** MATERIAL SHOWN follows **

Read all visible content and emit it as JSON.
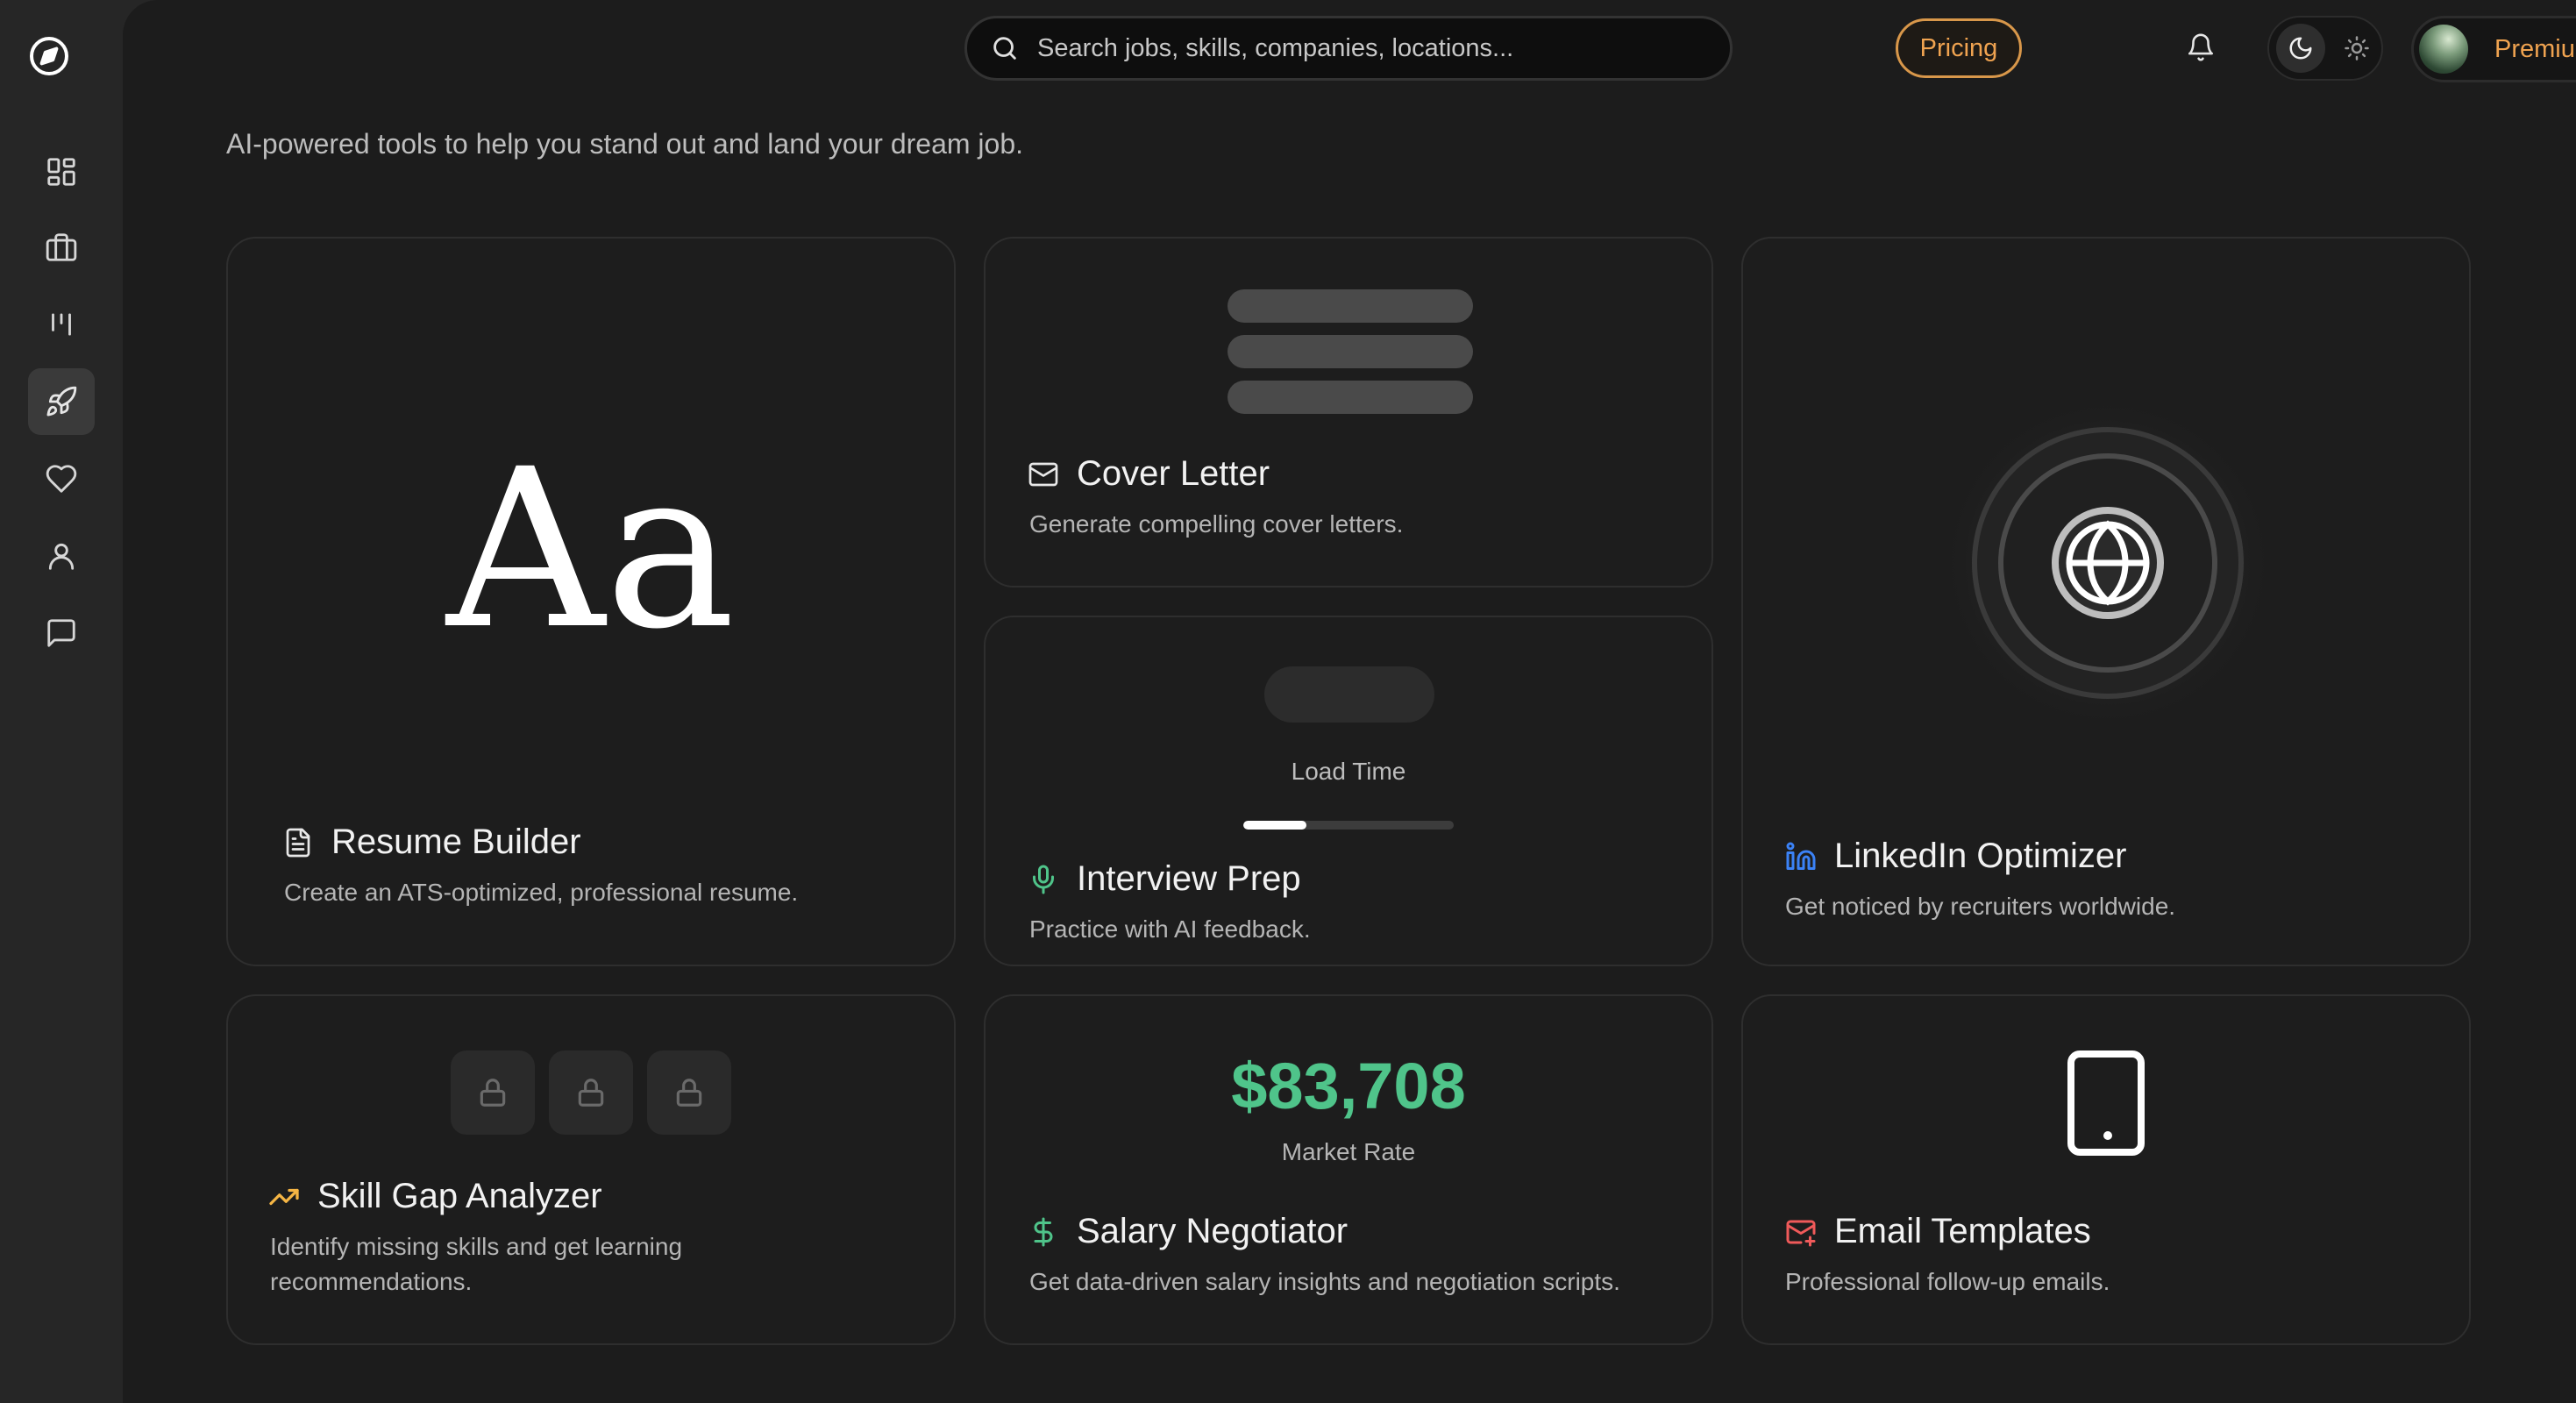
{
  "search": {
    "placeholder": "Search jobs, skills, companies, locations..."
  },
  "header": {
    "pricing_label": "Pricing",
    "premium_label": "Premium"
  },
  "page": {
    "subtitle": "AI-powered tools to help you stand out and land your dream job."
  },
  "sidebar": {
    "items": [
      {
        "name": "dashboard",
        "icon": "dashboard-icon"
      },
      {
        "name": "jobs",
        "icon": "briefcase-icon"
      },
      {
        "name": "board",
        "icon": "kanban-icon"
      },
      {
        "name": "career-tools",
        "icon": "rocket-icon",
        "active": true
      },
      {
        "name": "saved",
        "icon": "heart-icon"
      },
      {
        "name": "profile",
        "icon": "user-icon"
      },
      {
        "name": "messages",
        "icon": "chat-icon"
      }
    ]
  },
  "tools": {
    "resume": {
      "title": "Resume Builder",
      "desc": "Create an ATS-optimized, professional resume.",
      "glyph": "Aa",
      "icon": "document-icon"
    },
    "cover_letter": {
      "title": "Cover Letter",
      "desc": "Generate compelling cover letters.",
      "icon": "mail-icon"
    },
    "interview": {
      "title": "Interview Prep",
      "desc": "Practice with AI feedback.",
      "icon": "microphone-icon",
      "load_label": "Load Time",
      "progress": 0.3
    },
    "linkedin": {
      "title": "LinkedIn Optimizer",
      "desc": "Get noticed by recruiters worldwide.",
      "icon": "linkedin-icon"
    },
    "skill_gap": {
      "title": "Skill Gap Analyzer",
      "desc": "Identify missing skills and get learning recommendations.",
      "icon": "trending-up-icon"
    },
    "salary": {
      "title": "Salary Negotiator",
      "desc": "Get data-driven salary insights and negotiation scripts.",
      "icon": "dollar-icon",
      "amount": "$83,708",
      "amount_label": "Market Rate"
    },
    "email": {
      "title": "Email Templates",
      "desc": "Professional follow-up emails.",
      "icon": "mail-plus-icon"
    }
  },
  "colors": {
    "accent_orange": "#f0a350",
    "salary_green": "#4fc48a",
    "linkedin_blue": "#3b82f6",
    "skill_amber": "#f5b544",
    "email_red": "#f05a5a",
    "mic_green": "#4fc48a"
  }
}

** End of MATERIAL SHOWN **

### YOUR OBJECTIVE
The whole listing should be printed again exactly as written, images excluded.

### SOLUTION TO THIS TASK
Read all visible content and emit it as JSON.
{
  "search": {
    "placeholder": "Search jobs, skills, companies, locations..."
  },
  "header": {
    "pricing_label": "Pricing",
    "premium_label": "Premium"
  },
  "page": {
    "subtitle": "AI-powered tools to help you stand out and land your dream job."
  },
  "sidebar": {
    "items": [
      {
        "name": "dashboard",
        "icon": "dashboard-icon"
      },
      {
        "name": "jobs",
        "icon": "briefcase-icon"
      },
      {
        "name": "board",
        "icon": "kanban-icon"
      },
      {
        "name": "career-tools",
        "icon": "rocket-icon",
        "active": true
      },
      {
        "name": "saved",
        "icon": "heart-icon"
      },
      {
        "name": "profile",
        "icon": "user-icon"
      },
      {
        "name": "messages",
        "icon": "chat-icon"
      }
    ]
  },
  "tools": {
    "resume": {
      "title": "Resume Builder",
      "desc": "Create an ATS-optimized, professional resume.",
      "glyph": "Aa",
      "icon": "document-icon"
    },
    "cover_letter": {
      "title": "Cover Letter",
      "desc": "Generate compelling cover letters.",
      "icon": "mail-icon"
    },
    "interview": {
      "title": "Interview Prep",
      "desc": "Practice with AI feedback.",
      "icon": "microphone-icon",
      "load_label": "Load Time",
      "progress": 0.3
    },
    "linkedin": {
      "title": "LinkedIn Optimizer",
      "desc": "Get noticed by recruiters worldwide.",
      "icon": "linkedin-icon"
    },
    "skill_gap": {
      "title": "Skill Gap Analyzer",
      "desc": "Identify missing skills and get learning recommendations.",
      "icon": "trending-up-icon"
    },
    "salary": {
      "title": "Salary Negotiator",
      "desc": "Get data-driven salary insights and negotiation scripts.",
      "icon": "dollar-icon",
      "amount": "$83,708",
      "amount_label": "Market Rate"
    },
    "email": {
      "title": "Email Templates",
      "desc": "Professional follow-up emails.",
      "icon": "mail-plus-icon"
    }
  },
  "colors": {
    "accent_orange": "#f0a350",
    "salary_green": "#4fc48a",
    "linkedin_blue": "#3b82f6",
    "skill_amber": "#f5b544",
    "email_red": "#f05a5a",
    "mic_green": "#4fc48a"
  }
}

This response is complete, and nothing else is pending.